Situational Leadership II (SLII) is the most comprehensive, up-to-date, and practical method of effectively managing and developing people, time, and resources in the world. SLII provides leaders with a model and the tools for creating open communication and developing self-reliance in those they manage. It is designed to increase the frequency and quality of conversations about performance and development. As a result, competence is developed, commitment is gained, and talented individuals are retained. SLII is recognized as both a business language and a framework for employee development because it works across cultural, linguistic, and geographical barriers. The foundation lies in teaching leaders to diagnose the needs of an individual or a team and then use the appropriate leadership style to respond to the needs of the person and the situation.
Based on the Situational Approach, answer the following questions [200-300 words]. Review Case 5.1; 5.2; and, 5.3 found on pages 110-114 Leadership pdf.
(1) Does a leader's motivation for adapting his or her leadership style have any effect on followers?
(2) Would a leader with a high concern for task differ from a leader with a high concern for relationships?
A leader's motivation for adapting his or her leadership style has a tremendous effect on followers, due to the fact that the followers or his or her subordinates, should be the primary motivation for the leader adapting his or her style. Due to the fact that good leaders adapt their styles based on the characteristics of the followers, as well as the internal and external environmental variables affecting their followers, when a leader adapts his or her leadership style ...
Imagine that you are on a spelunking expedition. You have entered a cave and traveled deeper into the caverns for several hours.
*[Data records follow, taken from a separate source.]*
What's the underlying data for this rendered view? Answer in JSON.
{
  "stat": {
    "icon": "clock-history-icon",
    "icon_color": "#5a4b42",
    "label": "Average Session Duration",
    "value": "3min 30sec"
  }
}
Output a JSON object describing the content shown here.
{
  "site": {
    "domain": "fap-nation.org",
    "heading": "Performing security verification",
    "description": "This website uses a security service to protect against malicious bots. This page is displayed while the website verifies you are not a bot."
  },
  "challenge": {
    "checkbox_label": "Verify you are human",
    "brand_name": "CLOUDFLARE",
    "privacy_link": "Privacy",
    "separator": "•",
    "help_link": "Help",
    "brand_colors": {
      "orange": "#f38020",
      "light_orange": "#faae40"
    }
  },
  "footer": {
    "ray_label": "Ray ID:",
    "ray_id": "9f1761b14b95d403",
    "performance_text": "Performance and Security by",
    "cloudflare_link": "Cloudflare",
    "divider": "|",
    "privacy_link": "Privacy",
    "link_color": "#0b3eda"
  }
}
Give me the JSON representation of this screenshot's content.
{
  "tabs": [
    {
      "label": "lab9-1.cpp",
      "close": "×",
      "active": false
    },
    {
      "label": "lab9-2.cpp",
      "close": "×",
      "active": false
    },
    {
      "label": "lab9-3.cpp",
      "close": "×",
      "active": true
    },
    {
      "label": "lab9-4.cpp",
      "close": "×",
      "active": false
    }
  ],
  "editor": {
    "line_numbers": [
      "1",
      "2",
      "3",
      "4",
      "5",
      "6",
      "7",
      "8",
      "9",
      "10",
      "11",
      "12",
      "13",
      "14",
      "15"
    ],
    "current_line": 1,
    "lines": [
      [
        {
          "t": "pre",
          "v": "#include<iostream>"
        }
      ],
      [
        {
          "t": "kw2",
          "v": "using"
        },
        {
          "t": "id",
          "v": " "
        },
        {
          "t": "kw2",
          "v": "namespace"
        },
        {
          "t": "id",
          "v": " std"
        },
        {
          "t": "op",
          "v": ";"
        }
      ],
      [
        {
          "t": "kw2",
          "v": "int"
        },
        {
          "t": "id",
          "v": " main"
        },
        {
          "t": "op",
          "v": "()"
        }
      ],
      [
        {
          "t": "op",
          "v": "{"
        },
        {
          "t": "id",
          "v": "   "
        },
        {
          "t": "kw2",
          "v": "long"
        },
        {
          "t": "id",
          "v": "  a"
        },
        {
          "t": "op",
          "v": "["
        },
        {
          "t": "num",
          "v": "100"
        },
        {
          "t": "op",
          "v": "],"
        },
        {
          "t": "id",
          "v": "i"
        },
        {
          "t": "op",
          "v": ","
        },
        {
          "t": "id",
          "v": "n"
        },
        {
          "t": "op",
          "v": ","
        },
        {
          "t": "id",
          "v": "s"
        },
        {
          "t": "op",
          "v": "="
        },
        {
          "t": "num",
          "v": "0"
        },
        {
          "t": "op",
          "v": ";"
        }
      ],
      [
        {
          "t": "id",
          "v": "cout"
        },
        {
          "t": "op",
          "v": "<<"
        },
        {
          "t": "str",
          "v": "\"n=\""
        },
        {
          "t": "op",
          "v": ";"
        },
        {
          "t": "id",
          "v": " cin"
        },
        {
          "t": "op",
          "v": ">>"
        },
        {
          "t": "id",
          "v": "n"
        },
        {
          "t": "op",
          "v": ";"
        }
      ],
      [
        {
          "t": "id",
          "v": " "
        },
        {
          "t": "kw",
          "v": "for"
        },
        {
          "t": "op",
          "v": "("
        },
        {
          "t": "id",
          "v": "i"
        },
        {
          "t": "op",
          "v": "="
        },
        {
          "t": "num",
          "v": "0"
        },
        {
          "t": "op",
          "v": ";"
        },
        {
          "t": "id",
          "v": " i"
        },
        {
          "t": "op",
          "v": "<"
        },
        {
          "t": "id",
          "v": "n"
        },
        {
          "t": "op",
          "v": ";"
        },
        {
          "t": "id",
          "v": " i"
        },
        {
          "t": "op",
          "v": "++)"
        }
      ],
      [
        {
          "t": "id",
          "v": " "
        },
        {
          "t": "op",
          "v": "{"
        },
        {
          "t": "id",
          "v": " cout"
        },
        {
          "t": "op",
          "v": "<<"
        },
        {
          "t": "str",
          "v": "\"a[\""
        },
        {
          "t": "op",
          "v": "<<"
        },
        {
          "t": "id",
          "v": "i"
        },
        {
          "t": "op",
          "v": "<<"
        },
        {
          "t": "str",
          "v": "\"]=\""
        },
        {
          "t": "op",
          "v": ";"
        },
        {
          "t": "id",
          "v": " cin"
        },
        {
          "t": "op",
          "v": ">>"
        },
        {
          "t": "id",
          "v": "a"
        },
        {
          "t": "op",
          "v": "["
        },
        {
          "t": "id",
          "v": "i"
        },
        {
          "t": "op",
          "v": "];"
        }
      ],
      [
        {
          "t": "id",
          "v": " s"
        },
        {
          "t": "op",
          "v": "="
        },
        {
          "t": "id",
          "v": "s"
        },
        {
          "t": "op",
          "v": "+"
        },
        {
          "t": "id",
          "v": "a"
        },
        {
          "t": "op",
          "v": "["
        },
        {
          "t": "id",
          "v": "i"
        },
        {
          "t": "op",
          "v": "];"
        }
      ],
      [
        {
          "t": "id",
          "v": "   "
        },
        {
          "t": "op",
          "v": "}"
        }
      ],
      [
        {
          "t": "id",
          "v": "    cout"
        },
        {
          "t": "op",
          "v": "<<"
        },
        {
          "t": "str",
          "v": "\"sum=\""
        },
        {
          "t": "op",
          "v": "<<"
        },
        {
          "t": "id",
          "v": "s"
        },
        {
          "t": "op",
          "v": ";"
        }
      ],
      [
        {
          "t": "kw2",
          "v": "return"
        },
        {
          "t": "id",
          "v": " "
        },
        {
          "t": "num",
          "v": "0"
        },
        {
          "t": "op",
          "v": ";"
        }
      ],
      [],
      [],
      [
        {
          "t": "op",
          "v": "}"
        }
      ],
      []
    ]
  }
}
Imagine that you are on a spelunking expedition. You have entered a cave and traveled deeper into the caverns for several hours. The group has entered a small room with only one entrance, the one used to enter the cavern. The entire group except for the leader has entered. As the leader crawls through the entrance, a cave-in occurs. The way out is blocked by her body, which is covered with tons of rubble. She is alive, determined by a pulse in her wrist, which is sticking out of the rubble. It isn't possible to assess the degree of injury (for example, broken neck, internal injuries, and so forth) and moving her may cause more serious injury or death. Time passes, and no help has arrived. Further, the air in the small room is getting stale, and there is less oxygen to breathe. Would you remove her body, by any means possible, and, in the process, sacrifice her life in order to exit the cavern? Would you decide not to do anything to cause further injury or possibly death? What is the rationale for both responses? Integrate the reasons with the means versus the ends arguments that support the following theories (Abrams, 1989).View Full Posting Details